__GOAL OF THE EXERCISE__
Please retype all of the records below word for word, leaving out any pictures.
■ ■ ■ ■ ■
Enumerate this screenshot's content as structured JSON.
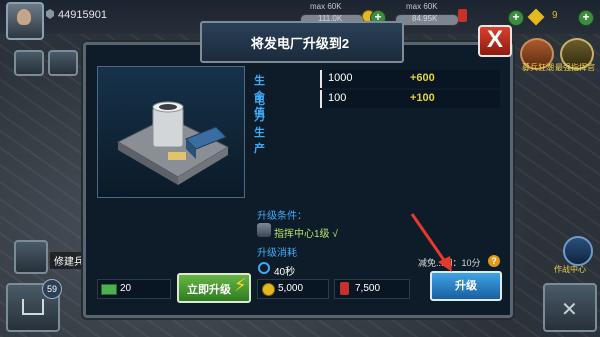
{
  "topbar": {
    "player_power": "44915901",
    "resources": [
      {
        "name": "gold",
        "max": "max 60K",
        "value": "111.0K",
        "color": "#e5b820"
      },
      {
        "name": "fuel",
        "max": "max 60K",
        "value": "84.95K",
        "color": "#c8302a"
      }
    ],
    "gold_currency": "9"
  },
  "dialog": {
    "title": "将发电厂升级到2",
    "close_label": "X",
    "stats": [
      {
        "label": "生命值",
        "base": "1000",
        "increase": "+600"
      },
      {
        "label": "电力生产",
        "base": "100",
        "increase": "+100"
      }
    ],
    "requirements": {
      "label": "升级条件：",
      "items": [
        {
          "text": "指挥中心1级 √"
        }
      ]
    },
    "cost": {
      "label": "升级消耗",
      "time": "40秒",
      "gold": "5,000",
      "fuel": "7,500"
    },
    "cash": "20",
    "instant_label": "立即升级",
    "free_text": "减免...间：10分",
    "upgrade_label": "升级"
  },
  "sidebar": {
    "right_items": [
      {
        "label": "募兵狂潮"
      },
      {
        "label": "最强指挥官"
      },
      {
        "label": "作战中心"
      }
    ],
    "left_items": [
      {
        "label": "修建兵..."
      },
      {
        "badge": "59"
      }
    ]
  }
}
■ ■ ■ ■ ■
__ANSWER TO THE PROBLEM__
Enumerate this screenshot's content as structured JSON.
{
  "topbar": {
    "player_power": "44915901",
    "resources": [
      {
        "name": "gold",
        "max": "max 60K",
        "value": "111.0K",
        "color": "#e5b820"
      },
      {
        "name": "fuel",
        "max": "max 60K",
        "value": "84.95K",
        "color": "#c8302a"
      }
    ],
    "gold_currency": "9"
  },
  "dialog": {
    "title": "将发电厂升级到2",
    "close_label": "X",
    "stats": [
      {
        "label": "生命值",
        "base": "1000",
        "increase": "+600"
      },
      {
        "label": "电力生产",
        "base": "100",
        "increase": "+100"
      }
    ],
    "requirements": {
      "label": "升级条件：",
      "items": [
        {
          "text": "指挥中心1级 √"
        }
      ]
    },
    "cost": {
      "label": "升级消耗",
      "time": "40秒",
      "gold": "5,000",
      "fuel": "7,500"
    },
    "cash": "20",
    "instant_label": "立即升级",
    "free_text": "减免...间：10分",
    "upgrade_label": "升级"
  },
  "sidebar": {
    "right_items": [
      {
        "label": "募兵狂潮"
      },
      {
        "label": "最强指挥官"
      },
      {
        "label": "作战中心"
      }
    ],
    "left_items": [
      {
        "label": "修建兵..."
      },
      {
        "badge": "59"
      }
    ]
  }
}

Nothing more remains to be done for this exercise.